▸ Work to be completed:
Look through the listing below, and wherever a line has the string "winfo", copy it.
******************************
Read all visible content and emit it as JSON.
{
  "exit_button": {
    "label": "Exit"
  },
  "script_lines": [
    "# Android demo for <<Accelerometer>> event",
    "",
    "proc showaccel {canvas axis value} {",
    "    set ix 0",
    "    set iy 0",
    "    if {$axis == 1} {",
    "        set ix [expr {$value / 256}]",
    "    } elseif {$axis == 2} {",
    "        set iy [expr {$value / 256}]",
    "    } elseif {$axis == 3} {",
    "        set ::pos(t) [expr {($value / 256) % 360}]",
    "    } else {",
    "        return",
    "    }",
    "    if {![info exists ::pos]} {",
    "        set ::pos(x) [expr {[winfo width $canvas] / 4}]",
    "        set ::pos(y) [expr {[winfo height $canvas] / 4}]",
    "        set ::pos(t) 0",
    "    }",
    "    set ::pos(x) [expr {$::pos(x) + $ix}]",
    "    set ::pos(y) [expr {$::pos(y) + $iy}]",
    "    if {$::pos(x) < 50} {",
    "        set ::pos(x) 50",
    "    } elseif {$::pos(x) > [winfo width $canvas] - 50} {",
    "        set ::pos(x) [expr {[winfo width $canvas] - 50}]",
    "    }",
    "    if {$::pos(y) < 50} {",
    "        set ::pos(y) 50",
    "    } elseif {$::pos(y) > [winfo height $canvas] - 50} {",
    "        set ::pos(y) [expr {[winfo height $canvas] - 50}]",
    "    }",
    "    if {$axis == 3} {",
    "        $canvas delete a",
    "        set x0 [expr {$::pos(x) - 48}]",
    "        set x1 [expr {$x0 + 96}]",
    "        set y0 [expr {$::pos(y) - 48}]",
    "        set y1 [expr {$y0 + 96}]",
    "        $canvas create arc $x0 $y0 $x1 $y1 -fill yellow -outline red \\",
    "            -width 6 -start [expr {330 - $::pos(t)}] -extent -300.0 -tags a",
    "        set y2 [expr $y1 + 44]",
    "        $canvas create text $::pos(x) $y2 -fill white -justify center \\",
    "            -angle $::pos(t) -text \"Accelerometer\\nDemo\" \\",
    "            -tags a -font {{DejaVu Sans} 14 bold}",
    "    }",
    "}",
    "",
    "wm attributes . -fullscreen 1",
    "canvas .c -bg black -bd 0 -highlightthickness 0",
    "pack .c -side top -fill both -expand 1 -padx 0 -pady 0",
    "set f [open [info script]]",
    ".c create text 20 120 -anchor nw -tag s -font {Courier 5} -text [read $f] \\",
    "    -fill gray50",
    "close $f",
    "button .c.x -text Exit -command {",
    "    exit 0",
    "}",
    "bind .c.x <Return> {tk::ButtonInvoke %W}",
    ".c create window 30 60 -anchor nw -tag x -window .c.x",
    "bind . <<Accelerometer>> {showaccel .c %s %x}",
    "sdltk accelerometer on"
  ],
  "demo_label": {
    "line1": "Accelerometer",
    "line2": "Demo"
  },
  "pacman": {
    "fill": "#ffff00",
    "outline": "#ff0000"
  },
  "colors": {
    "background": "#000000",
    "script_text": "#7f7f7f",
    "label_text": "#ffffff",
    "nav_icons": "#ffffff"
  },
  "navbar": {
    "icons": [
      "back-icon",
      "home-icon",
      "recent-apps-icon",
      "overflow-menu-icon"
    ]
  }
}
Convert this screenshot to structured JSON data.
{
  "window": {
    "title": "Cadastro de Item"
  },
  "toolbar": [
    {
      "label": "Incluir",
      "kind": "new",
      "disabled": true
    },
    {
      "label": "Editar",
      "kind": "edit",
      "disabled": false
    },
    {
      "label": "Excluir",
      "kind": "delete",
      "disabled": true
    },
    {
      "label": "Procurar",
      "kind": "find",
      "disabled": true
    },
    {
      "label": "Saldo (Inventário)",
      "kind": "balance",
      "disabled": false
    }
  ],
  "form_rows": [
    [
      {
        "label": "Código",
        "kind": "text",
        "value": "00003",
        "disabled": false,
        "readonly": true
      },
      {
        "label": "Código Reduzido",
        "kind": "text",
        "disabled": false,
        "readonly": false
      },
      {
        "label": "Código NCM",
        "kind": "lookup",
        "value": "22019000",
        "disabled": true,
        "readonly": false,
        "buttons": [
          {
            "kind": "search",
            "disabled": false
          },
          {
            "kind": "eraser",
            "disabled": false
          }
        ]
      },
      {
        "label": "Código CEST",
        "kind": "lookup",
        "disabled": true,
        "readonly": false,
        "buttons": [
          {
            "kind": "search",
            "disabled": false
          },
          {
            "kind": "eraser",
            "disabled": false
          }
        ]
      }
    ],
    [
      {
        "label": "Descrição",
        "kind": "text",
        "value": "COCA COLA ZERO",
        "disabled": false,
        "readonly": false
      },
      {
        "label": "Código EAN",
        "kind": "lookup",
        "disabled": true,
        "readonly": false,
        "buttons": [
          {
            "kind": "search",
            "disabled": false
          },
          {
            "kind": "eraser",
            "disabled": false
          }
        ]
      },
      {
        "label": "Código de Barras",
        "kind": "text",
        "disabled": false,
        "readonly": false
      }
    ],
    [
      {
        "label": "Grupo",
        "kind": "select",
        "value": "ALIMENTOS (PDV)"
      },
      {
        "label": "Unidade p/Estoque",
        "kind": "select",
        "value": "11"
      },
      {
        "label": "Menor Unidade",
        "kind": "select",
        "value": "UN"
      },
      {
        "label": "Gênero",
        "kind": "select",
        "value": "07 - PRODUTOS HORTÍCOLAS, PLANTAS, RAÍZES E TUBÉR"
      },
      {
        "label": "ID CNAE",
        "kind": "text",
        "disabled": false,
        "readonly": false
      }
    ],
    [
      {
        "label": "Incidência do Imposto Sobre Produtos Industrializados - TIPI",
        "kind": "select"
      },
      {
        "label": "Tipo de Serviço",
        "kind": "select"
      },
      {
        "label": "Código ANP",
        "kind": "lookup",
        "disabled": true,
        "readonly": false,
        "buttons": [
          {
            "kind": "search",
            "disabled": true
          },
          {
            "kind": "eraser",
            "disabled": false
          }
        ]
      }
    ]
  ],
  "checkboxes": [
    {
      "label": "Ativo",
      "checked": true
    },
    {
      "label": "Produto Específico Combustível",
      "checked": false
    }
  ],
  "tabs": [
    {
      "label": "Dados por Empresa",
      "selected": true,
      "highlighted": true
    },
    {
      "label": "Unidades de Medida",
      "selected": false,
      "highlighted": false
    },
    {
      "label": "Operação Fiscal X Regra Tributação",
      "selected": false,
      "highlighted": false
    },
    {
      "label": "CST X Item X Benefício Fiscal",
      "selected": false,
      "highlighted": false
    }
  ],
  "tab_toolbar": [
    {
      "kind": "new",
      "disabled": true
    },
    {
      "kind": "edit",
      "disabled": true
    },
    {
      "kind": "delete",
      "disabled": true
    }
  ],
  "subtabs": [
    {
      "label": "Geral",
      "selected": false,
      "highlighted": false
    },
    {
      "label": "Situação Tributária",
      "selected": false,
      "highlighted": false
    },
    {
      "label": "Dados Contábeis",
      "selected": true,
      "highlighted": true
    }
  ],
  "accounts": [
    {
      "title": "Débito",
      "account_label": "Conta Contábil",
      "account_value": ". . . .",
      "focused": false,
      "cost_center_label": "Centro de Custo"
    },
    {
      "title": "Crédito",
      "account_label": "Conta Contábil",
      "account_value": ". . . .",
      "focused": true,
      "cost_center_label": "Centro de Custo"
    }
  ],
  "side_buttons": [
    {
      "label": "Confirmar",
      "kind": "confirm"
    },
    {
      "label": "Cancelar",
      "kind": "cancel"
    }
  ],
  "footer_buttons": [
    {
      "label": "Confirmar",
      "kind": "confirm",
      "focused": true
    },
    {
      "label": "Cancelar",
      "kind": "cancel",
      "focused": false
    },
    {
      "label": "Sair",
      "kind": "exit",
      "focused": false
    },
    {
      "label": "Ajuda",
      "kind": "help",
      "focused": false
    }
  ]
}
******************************
▸ Response to this task:
    "        set ::pos(x) [expr {[winfo width $canvas] / 4}]",
    "        set ::pos(y) [expr {[winfo height $canvas] / 4}]",
    "    } elseif {$::pos(x) > [winfo width $canvas] - 50} {",
    "        set ::pos(x) [expr {[winfo width $canvas] - 50}]",
    "    } elseif {$::pos(y) > [winfo height $canvas] - 50} {",
    "        set ::pos(y) [expr {[winfo height $canvas] - 50}]",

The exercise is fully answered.